It was his adroit use (or misuse) of mis and disinformation with the net effect of undermining faith in the institutions and values of the world’s first modern democracy.
His use of social media, particularly then Twitter, was genius.
During the 2016 campaign – 2016 not 2020 – he was already – and successfully- casting doubt on the legitimacy of the forthcoming result.
It was a trial run for 2020 – and when he deployed his persuasive skills a second time throughout that year the insurrection of January 6, 2021, was the direct and disastrous result.
As most of you already know, many of those who stormed the Capitol believed THEY were the ones defending democracy, that the election of Trump had
been STOLEN and that they were preventing TREASON – not the other way around.
This is difficult to understand, but one thing that I did learn in journalism that is very relevant to politics, is, try to hear and understand the opposite position to your own.
Earlier in this speech I spoke of the difficulty in reaching people, despite all the channels we now have available. That people feel abandoned, unrepresented, not listened to. In some cases, this may be more perceived than real, but in today’s world perception can quickly overtake reality.
And of course, the core of the problem is still trust – because in a post facts world facts are a matter of opinion, and as you know, many Americans still believe Trump.
It was only one of a shopping list of reasons for the Voice referendum’s failure, but we saw the impact of misinformation and disinformation from the “No” campaign in the result – straight out lies in some cases.
And they landed.
For example, that success for Yes would threaten people’s backyards or indigenous Australians would be able to charge the rest of us to go to the beach.
I had actual conversations with voters who believed these lies outside polling booths in my electorate – which did vote yes though, thankfully.
We have already seen the role of mis and disinformation in the current Middle East conflict.
As the old axiom goes truth is the first casualty in war.
The conflict is not just kinetic – with the death and destruction that comes with it – but also a propaganda war in an era in which misinformation travels like a bushfire.
And like the old newspaper adage ‘if it bleeds it leads’ the negative travels a lot faster and more easily than the positive and is all but impossible to rein in. In the 21 st century, in the age of digital media, it’s more the case of: “He who speaks first will be believed, whatever the truth. Once it’s out there, it will become fact for some people.
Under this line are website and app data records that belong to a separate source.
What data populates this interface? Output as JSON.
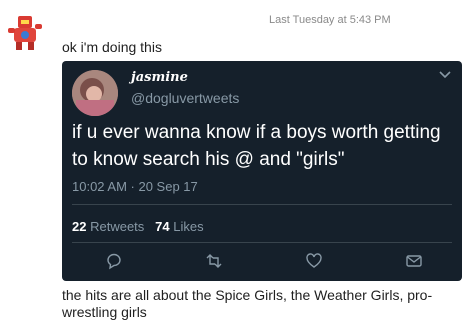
{
  "chat": {
    "timestamp": "Last Tuesday at 5:43 PM",
    "message": "ok i'm doing this",
    "caption": "the hits are all about the Spice Girls, the Weather Girls, pro-wrestling girls"
  },
  "tweet": {
    "name": "jasmine",
    "handle": "@dogluvertweets",
    "text": "if u ever wanna know if a boys worth getting to know search his @ and \"girls\"",
    "time": "10:02 AM · 20 Sep 17",
    "retweets_count": "22",
    "retweets_label": "Retweets",
    "likes_count": "74",
    "likes_label": "Likes",
    "actions": [
      "reply-icon",
      "retweet-icon",
      "like-icon",
      "message-icon"
    ]
  },
  "colors": {
    "card_bg": "#15202b",
    "muted": "#8899a6",
    "divider": "#38444d"
  }
}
This is a massive challenge for democracy worldwide – before the remaining values of the Enlightenment when reason rose to the top – are completely shredded.
How to protect free speech, which sits at the core of our democratic freedoms, while also addressing the very real threat to democracy from information manipulation?
Donald Trump’s seeding of doubt about the legitimacy of US elections is a case in point. Words, led to actions.
Democratic governments around the world must recognise the threat and the challenge – and act before it is too late if it is not already as those who seek to erode democracy around the world become ever more enabled.
Is the sky blue?
I say yes.
Is that a fact?